(App and web page records)
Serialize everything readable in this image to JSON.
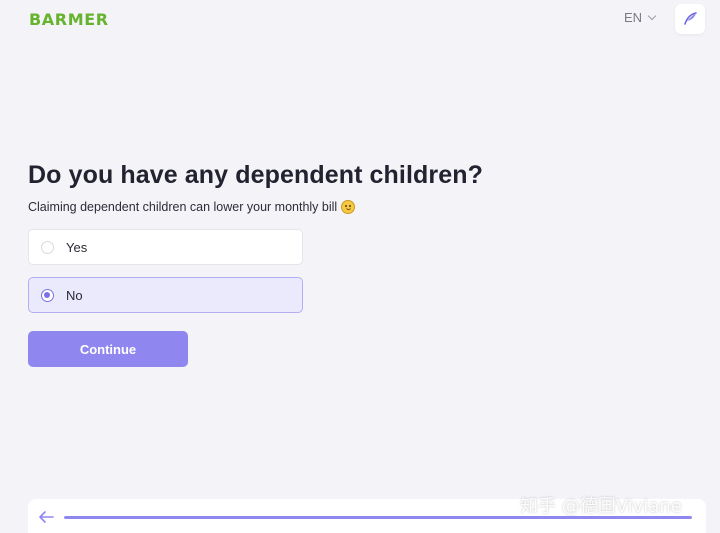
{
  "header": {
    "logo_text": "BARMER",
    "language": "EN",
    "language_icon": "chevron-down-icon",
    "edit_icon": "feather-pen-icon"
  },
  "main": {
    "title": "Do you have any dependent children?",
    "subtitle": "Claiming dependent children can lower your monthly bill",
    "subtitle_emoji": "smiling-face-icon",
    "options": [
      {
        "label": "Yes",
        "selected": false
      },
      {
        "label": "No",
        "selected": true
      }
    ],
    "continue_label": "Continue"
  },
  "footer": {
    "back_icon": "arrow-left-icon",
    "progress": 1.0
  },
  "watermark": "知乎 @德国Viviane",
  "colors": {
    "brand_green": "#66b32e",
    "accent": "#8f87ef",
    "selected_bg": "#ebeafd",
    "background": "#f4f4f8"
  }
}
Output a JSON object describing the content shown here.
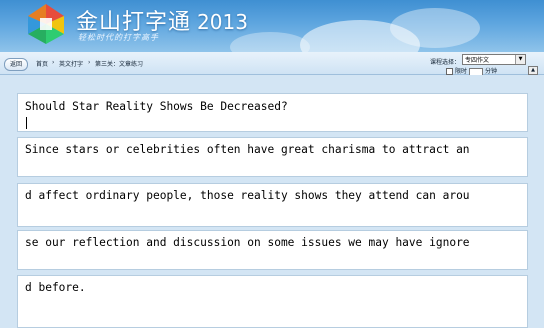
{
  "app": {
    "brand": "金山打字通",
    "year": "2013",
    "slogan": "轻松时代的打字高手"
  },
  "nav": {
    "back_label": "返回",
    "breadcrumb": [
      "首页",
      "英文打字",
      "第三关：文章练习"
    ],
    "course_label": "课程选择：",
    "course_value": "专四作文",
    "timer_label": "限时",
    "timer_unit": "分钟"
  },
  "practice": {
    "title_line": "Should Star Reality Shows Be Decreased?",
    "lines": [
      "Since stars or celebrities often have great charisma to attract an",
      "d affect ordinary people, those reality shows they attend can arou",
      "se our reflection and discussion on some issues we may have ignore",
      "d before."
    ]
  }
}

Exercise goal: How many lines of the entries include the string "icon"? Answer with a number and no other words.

Answer to the exercise: 4